GOROKAN dentist Tony Collins put his invaluable skills to the ultimate test earlier this year by ­volunteering in the slums of Madagascar.

After returning from the African island nation where he and a colleague extracted around 1500 teeth from hundreds of people in just a few days, Mr Collins is determined to head back in 2017.

“I saw infections, pain, suffering — you could just not imagine,” the Point Frederick resident told the Express Advocate.

“I’ve done a fair amount of work in East Timor and I’ve seen some pretty shocking dental scenarios, but nothing prepared me for what I saw in Madagascar.

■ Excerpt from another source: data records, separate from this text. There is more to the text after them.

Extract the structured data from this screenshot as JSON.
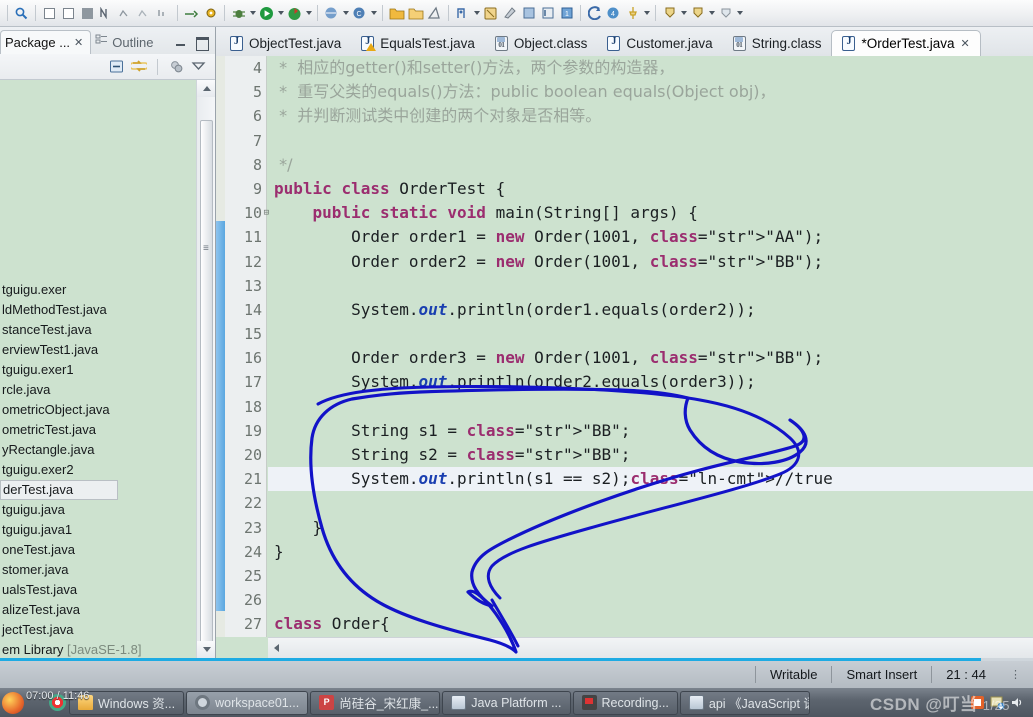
{
  "toolbar": {
    "icons": [
      "search-icon",
      "step-into-icon",
      "step-over-icon",
      "step-return-icon",
      "skip-breakpoints-icon",
      "instrument-1-icon",
      "instrument-2-icon",
      "instrument-3-icon",
      "run-last-tool-icon",
      "external-tools-icon",
      "debug-icon",
      "run-icon",
      "coverage-icon",
      "new-java-project-icon",
      "new-class-icon",
      "new-package-icon",
      "open-type-icon",
      "search-type-icon",
      "next-annotation-icon",
      "previous-annotation-icon",
      "last-edit-location-icon",
      "back-icon",
      "forward-icon",
      "pin-editor-icon"
    ]
  },
  "left_panel": {
    "tabs": [
      {
        "label": "Package ...",
        "active": true,
        "close": "✕"
      },
      {
        "label": "Outline",
        "active": false
      }
    ],
    "window_buttons": [
      "minimize",
      "maximize"
    ],
    "view_tools": [
      "collapse-all-icon",
      "link-with-editor-icon",
      "focus-on-active-task-icon",
      "view-menu-icon"
    ],
    "files": [
      {
        "label": "tguigu.exer",
        "selected": false
      },
      {
        "label": "ldMethodTest.java",
        "selected": false
      },
      {
        "label": "stanceTest.java",
        "selected": false
      },
      {
        "label": "erviewTest1.java",
        "selected": false
      },
      {
        "label": "tguigu.exer1",
        "selected": false
      },
      {
        "label": "rcle.java",
        "selected": false
      },
      {
        "label": "ometricObject.java",
        "selected": false
      },
      {
        "label": "ometricTest.java",
        "selected": false
      },
      {
        "label": "yRectangle.java",
        "selected": false
      },
      {
        "label": "tguigu.exer2",
        "selected": false
      },
      {
        "label": "derTest.java",
        "selected": true
      },
      {
        "label": "tguigu.java",
        "selected": false
      },
      {
        "label": "tguigu.java1",
        "selected": false
      },
      {
        "label": "oneTest.java",
        "selected": false
      },
      {
        "label": "stomer.java",
        "selected": false
      },
      {
        "label": "ualsTest.java",
        "selected": false
      },
      {
        "label": "alizeTest.java",
        "selected": false
      },
      {
        "label": "jectTest.java",
        "selected": false
      }
    ],
    "library_row": {
      "name": "em Library",
      "detail": "[JavaSE-1.8]"
    }
  },
  "editor": {
    "tabs": [
      {
        "label": "ObjectTest.java",
        "icon": "java-file-icon",
        "active": false,
        "dirty": false
      },
      {
        "label": "EqualsTest.java",
        "icon": "java-file-warning-icon",
        "active": false,
        "dirty": false
      },
      {
        "label": "Object.class",
        "icon": "class-file-icon",
        "active": false,
        "dirty": false
      },
      {
        "label": "Customer.java",
        "icon": "java-file-icon",
        "active": false,
        "dirty": false
      },
      {
        "label": "String.class",
        "icon": "class-file-icon",
        "active": false,
        "dirty": false
      },
      {
        "label": "*OrderTest.java",
        "icon": "java-file-icon",
        "active": true,
        "dirty": true,
        "close": "✕"
      }
    ],
    "first_line_number": 4,
    "current_line": 21,
    "lines": [
      {
        "n": 4,
        "fold": false,
        "text": " *  相应的getter()和setter()方法，两个参数的构造器，",
        "kind": "comment"
      },
      {
        "n": 5,
        "fold": false,
        "text": " *  重写父类的equals()方法：public boolean equals(Object obj)，",
        "kind": "comment"
      },
      {
        "n": 6,
        "fold": false,
        "text": " *  并判断测试类中创建的两个对象是否相等。",
        "kind": "comment"
      },
      {
        "n": 7,
        "fold": false,
        "text": "",
        "kind": "comment"
      },
      {
        "n": 8,
        "fold": false,
        "text": " */",
        "kind": "comment"
      },
      {
        "n": 9,
        "fold": false,
        "text": "public class OrderTest {",
        "kind": "code"
      },
      {
        "n": 10,
        "fold": true,
        "text": "    public static void main(String[] args) {",
        "kind": "code"
      },
      {
        "n": 11,
        "fold": false,
        "text": "        Order order1 = new Order(1001, \"AA\");",
        "kind": "code"
      },
      {
        "n": 12,
        "fold": false,
        "text": "        Order order2 = new Order(1001, \"BB\");",
        "kind": "code"
      },
      {
        "n": 13,
        "fold": false,
        "text": "",
        "kind": "code"
      },
      {
        "n": 14,
        "fold": false,
        "text": "        System.out.println(order1.equals(order2));",
        "kind": "code"
      },
      {
        "n": 15,
        "fold": false,
        "text": "",
        "kind": "code"
      },
      {
        "n": 16,
        "fold": false,
        "text": "        Order order3 = new Order(1001, \"BB\");",
        "kind": "code"
      },
      {
        "n": 17,
        "fold": false,
        "text": "        System.out.println(order2.equals(order3));",
        "kind": "code"
      },
      {
        "n": 18,
        "fold": false,
        "text": "",
        "kind": "code"
      },
      {
        "n": 19,
        "fold": false,
        "text": "        String s1 = \"BB\";",
        "kind": "code"
      },
      {
        "n": 20,
        "fold": false,
        "text": "        String s2 = \"BB\";",
        "kind": "code"
      },
      {
        "n": 21,
        "fold": false,
        "text": "        System.out.println(s1 == s2);//true",
        "kind": "code"
      },
      {
        "n": 22,
        "fold": false,
        "text": "",
        "kind": "code"
      },
      {
        "n": 23,
        "fold": false,
        "text": "    }",
        "kind": "code"
      },
      {
        "n": 24,
        "fold": false,
        "text": "}",
        "kind": "code"
      },
      {
        "n": 25,
        "fold": false,
        "text": "",
        "kind": "code"
      },
      {
        "n": 26,
        "fold": false,
        "text": "",
        "kind": "code"
      },
      {
        "n": 27,
        "fold": false,
        "text": "class Order{",
        "kind": "code"
      }
    ],
    "colors": {
      "background": "#cde2cf",
      "gutter": "#eceff0",
      "current_line": "#eef2f7",
      "keyword": "#9b2d6f",
      "string": "#2f4fd6",
      "comment": "#9aa59b",
      "static_field": "#1a3fb0",
      "annotation_ink": "#1212c8"
    }
  },
  "status_bar": {
    "writable": "Writable",
    "insert_mode": "Smart Insert",
    "cursor_position": "21 : 44",
    "progress_percent": 95
  },
  "taskbar": {
    "clock": "07:00 / 11:46",
    "buttons": [
      {
        "label": "Windows 资...",
        "icon": "explorer-icon",
        "active": false
      },
      {
        "label": "workspace01...",
        "icon": "eclipse-icon",
        "active": true
      },
      {
        "label": "尚硅谷_宋红康_...",
        "icon": "powerpoint-icon",
        "active": false
      },
      {
        "label": "Java Platform ...",
        "icon": "java-help-icon",
        "active": false
      },
      {
        "label": "Recording...",
        "icon": "recorder-icon",
        "active": false
      },
      {
        "label": "api 《JavaScript 语言参考",
        "icon": "java-help-icon",
        "active": false
      }
    ],
    "tray_icons": [
      "orange-app-icon",
      "update-icon",
      "volume-icon"
    ]
  },
  "watermark": {
    "text": "CSDN @叮当",
    "suffix": "1/25"
  }
}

“We had 56 patients one morning and at least 30 at any one time.

“We’d work from sun up to sun down, and sadly we’d have to send 30 home at the end of the day.

“Towards the end of our time there we ran out of anaesthetic — it was shocking­.”

The AM recipient is no stranger to tackling big challenges in the name of charity having run from Sydney to Melbourne an incredible five times.

His latest fundraising cause for Thrive Madagascar saw over $3000 raised by Brett Hunter and the Raine & Horne Terrigal-Avoca Beach team at a recent charity auction.

Mr Hunter said it was great to see the community show their support to ensure villagers wouldn’t have to go without pain killers next time around.

“Our first world problems seem insignificant compared to that,” Mr Hunter said.

“Hopefully we’ve provided enough anaesthetic and medical supplies for the full length of Tony’s next stay in order to help those people that are living in far worse conditions than we could ever possibly imagine.”

Mr Collins said his work with Thrive Madagascar opened his eyes to a whole new level of poverty and hardship.

The non-profit organisation provides one of the world’s most impoverished nations with opportunities to lead a healthy and ­successful life, including dental hygiene.

“The World Bank figures indicate that the average income for Madagascar is $451 a year which shows things have to be pretty desperate there for people to survive,” the 69-year-old said.

“I’ve heard stories of when it’s raining the locals put nets over the storm water outlets so they can collect any pieces of food waste.

“There are 24 million ­people in the country — it’s about the same size as NSW — and from what I know there are about 57 dentists, which makes 400,000 patients per dentist.

 

“One dentist can’t see that many patients in a lifetime.”